Furthermore, corruption and lack of transparency are major issues in Brazil, and 54% of Brazilians thought corruption even increased during the last year, as the government has not been clear about money spent in mitigating the Covid crisis. A transparent system like the one proposed would clarify the process and make sure the beneficiaries are indeed beneficiated. In addition to that, recent local education initiatives in Favelas have struggled with incentives and have been attempting to get companies involved to provide job opportunities, but the existing policies do not help in this matter.

The Platform: educate and employ Favela residents
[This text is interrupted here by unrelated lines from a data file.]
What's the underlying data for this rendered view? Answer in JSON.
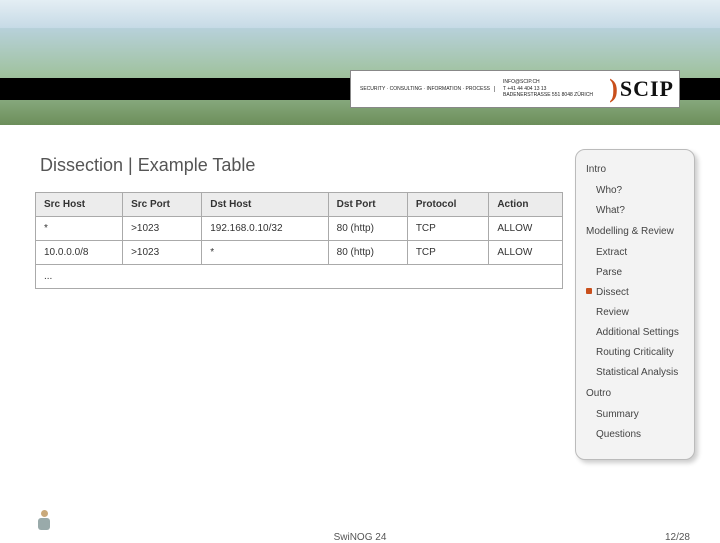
{
  "logo": {
    "text": "SCIP",
    "tagline1": "SECURITY · CONSULTING · INFORMATION · PROCESS",
    "tagline2": "INFO@SCIP.CH",
    "tagline3": "T +41 44 404 13 13",
    "tagline4": "BADENERSTRASSE 551  8048 ZÜRICH"
  },
  "slide": {
    "title": "Dissection | Example Table"
  },
  "table": {
    "headers": [
      "Src Host",
      "Src Port",
      "Dst Host",
      "Dst Port",
      "Protocol",
      "Action"
    ],
    "rows": [
      [
        "*",
        ">1023",
        "192.168.0.10/32",
        "80 (http)",
        "TCP",
        "ALLOW"
      ],
      [
        "10.0.0.0/8",
        ">1023",
        "*",
        "80 (http)",
        "TCP",
        "ALLOW"
      ]
    ],
    "ellipsis": "..."
  },
  "nav": {
    "items": [
      {
        "label": "Intro",
        "level": 0
      },
      {
        "label": "Who?",
        "level": 1
      },
      {
        "label": "What?",
        "level": 1
      },
      {
        "label": "Modelling & Review",
        "level": 0
      },
      {
        "label": "Extract",
        "level": 1
      },
      {
        "label": "Parse",
        "level": 1
      },
      {
        "label": "Dissect",
        "level": 1,
        "current": true
      },
      {
        "label": "Review",
        "level": 1
      },
      {
        "label": "Additional Settings",
        "level": 1
      },
      {
        "label": "Routing Criticality",
        "level": 1
      },
      {
        "label": "Statistical Analysis",
        "level": 1
      },
      {
        "label": "Outro",
        "level": 0
      },
      {
        "label": "Summary",
        "level": 1
      },
      {
        "label": "Questions",
        "level": 1
      }
    ]
  },
  "footer": {
    "center": "SwiNOG 24",
    "page": "12/28"
  }
}
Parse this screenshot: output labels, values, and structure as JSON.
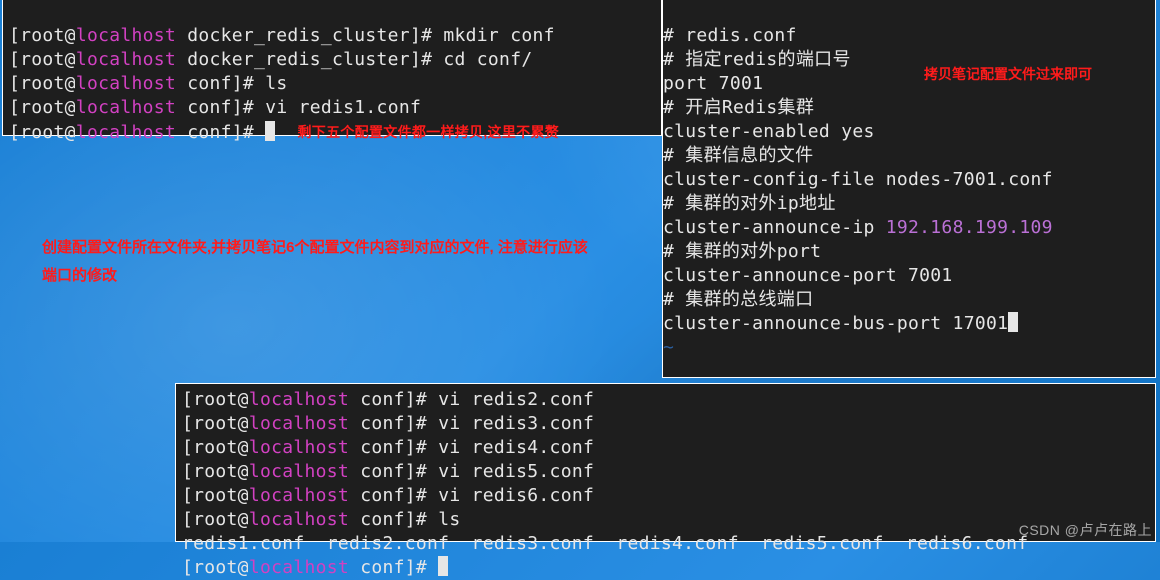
{
  "terminal_top_left": {
    "lines": [
      {
        "prompt_host": "localhost",
        "prompt_dir": "docker_redis_cluster",
        "cmd": "mkdir conf"
      },
      {
        "prompt_host": "localhost",
        "prompt_dir": "docker_redis_cluster",
        "cmd": "cd conf/"
      },
      {
        "prompt_host": "localhost",
        "prompt_dir": "conf",
        "cmd": "ls"
      },
      {
        "prompt_host": "localhost",
        "prompt_dir": "conf",
        "cmd": "vi redis1.conf"
      },
      {
        "prompt_host": "localhost",
        "prompt_dir": "conf",
        "cmd": "",
        "inline_note": "剩下五个配置文件都一样拷贝,这里不累赘"
      }
    ]
  },
  "terminal_right": {
    "lines": [
      "# redis.conf",
      "# 指定redis的端口号",
      "port 7001",
      "# 开启Redis集群",
      "cluster-enabled yes",
      "# 集群信息的文件",
      "cluster-config-file nodes-7001.conf",
      "# 集群的对外ip地址",
      "cluster-announce-ip 192.168.199.109",
      "# 集群的对外port",
      "cluster-announce-port 7001",
      "# 集群的总线端口",
      "cluster-announce-bus-port 17001"
    ],
    "ip_value": "192.168.199.109"
  },
  "terminal_bottom": {
    "prompts": [
      {
        "host": "localhost",
        "dir": "conf",
        "cmd": "vi redis2.conf"
      },
      {
        "host": "localhost",
        "dir": "conf",
        "cmd": "vi redis3.conf"
      },
      {
        "host": "localhost",
        "dir": "conf",
        "cmd": "vi redis4.conf"
      },
      {
        "host": "localhost",
        "dir": "conf",
        "cmd": "vi redis5.conf"
      },
      {
        "host": "localhost",
        "dir": "conf",
        "cmd": "vi redis6.conf"
      },
      {
        "host": "localhost",
        "dir": "conf",
        "cmd": "ls"
      }
    ],
    "ls_output": "redis1.conf  redis2.conf  redis3.conf  redis4.conf  redis5.conf  redis6.conf",
    "final_prompt": {
      "host": "localhost",
      "dir": "conf"
    }
  },
  "annotations": {
    "left_note": "创建配置文件所在文件夹,并拷贝笔记6个配置文件内容到对应的文件,\n注意进行应该端口的修改",
    "right_note": "拷贝笔记配置文件过来即可"
  },
  "watermark": "CSDN @卢卢在路上"
}
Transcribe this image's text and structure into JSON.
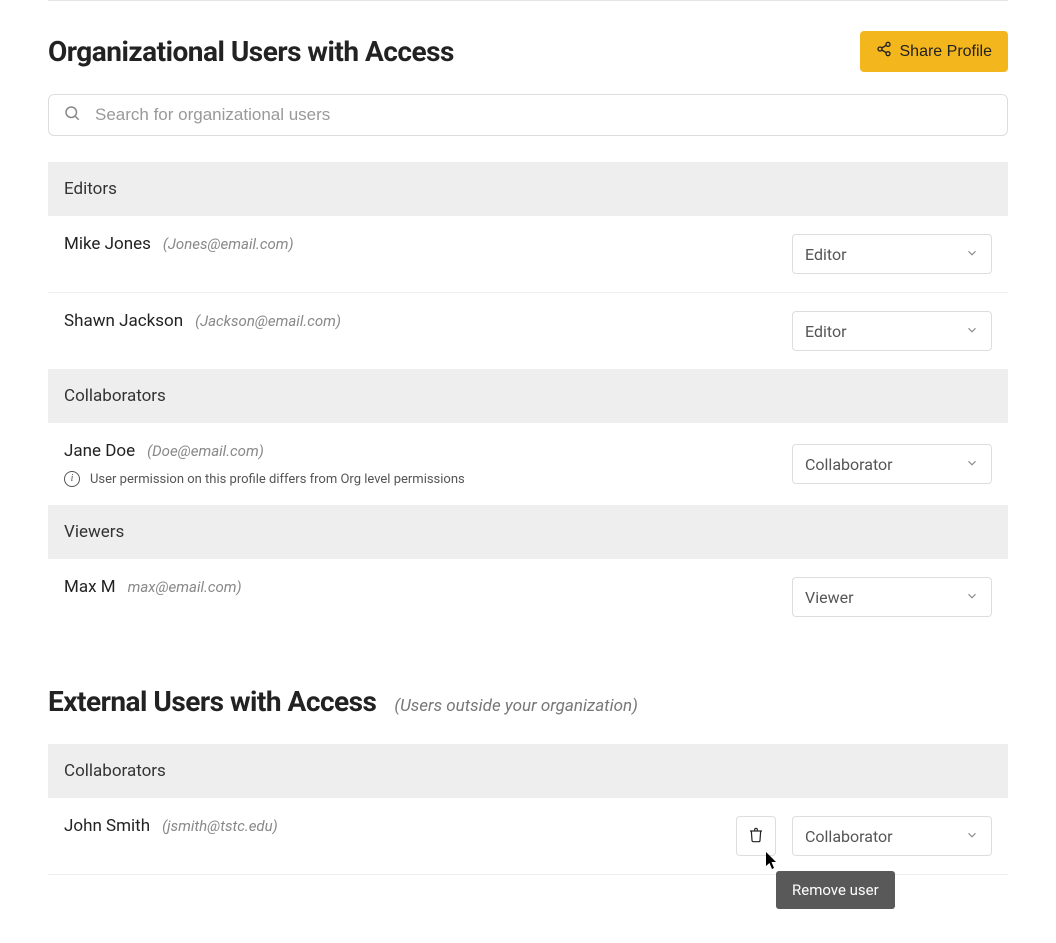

In order to achieve this goal, we divided the proposal in 2 phases. Phase 1 is the start of the project, organized by the Favela administrators, that invite electronic companies as a sponsor, and involve undergraduate students from Public Universities and Institutes as the ones to setup the platform and teach people how to register and use it, in exchange of supervised practice class hours they are already required. Favela residents would then be registered, receiving their initial tokens to begin their activity in the platform, earning more if they have a lower level of education and therefore would need more classes. Whereas private companies and the government would also be registered, for future benefits after phase 2.


In Phase 2, after Favela residents have acquired their tokens, they can begin to “pay” for education. These utility tokens would be transferred to undergraduate students, and it would be of their own interest to teach more people or people with lower levels of education, as they would earn more tokens with that.

On the other side, their Public Universities and Institutes, would provide the classrooms available for these classes to occur, giving Favela residents the opportunity to take advantage of this existing public infrastructure that they don’t usually do, and allowing undergraduate students to fulfill supervised practice class hours, which are of the Universities interest, as they are mandatory.

After classes are completed, private companies involved would then hire groups of minimum 3 people and in exchange they would earn the students’ Educares as payment, which will then be translated in tax reduction. For doing so, the Favela Administrators, who are the DAO responsible for the project, would firstly issue a Certificate of Accomplishment for this company, and later on would have to approve the transaction between private entities and public administration.

In conclusion, the more people from the program this company hires, the more tax reduction it will receive, which will economically help them in a moment of crisis and lack of investments. The government, on the other hand, would benefit from the improvement of local economy and decrease of unemployment and corruption. The transaction between private companies and government needs to be approved by the BC DAO of Favela Administrators, reducing chances of corruption in the process. On the other hand, the rest of the platform would work with automated processes, and therefore wouldn’t need a Safe to function.

As a summary, the project can be described based on the four main characteristics of Blockchain: disintermediation, disruption, distribution and decentralization, through their physical codes, blockchain codes, cause stage and physical effect.

On a more technical description, the project can be summarized through its tokens for Designing the Cause, their equivalents for Implementing the Cause, and their Organizing Parameters which is the Blockchain Congress, or BC DAO, formed by the Favela Administrators. The process of creating this DAO and using it will also be shown in this report.


Blockchain for Invisible Cities is a project of IAAC, Institute for Advanced Architecture of Catalonia developed at Master in City & Technology in 2020/21 by students: Diana Roussi & Laura Guimarães and faculty: Maria-Luisa Marsal Llacuna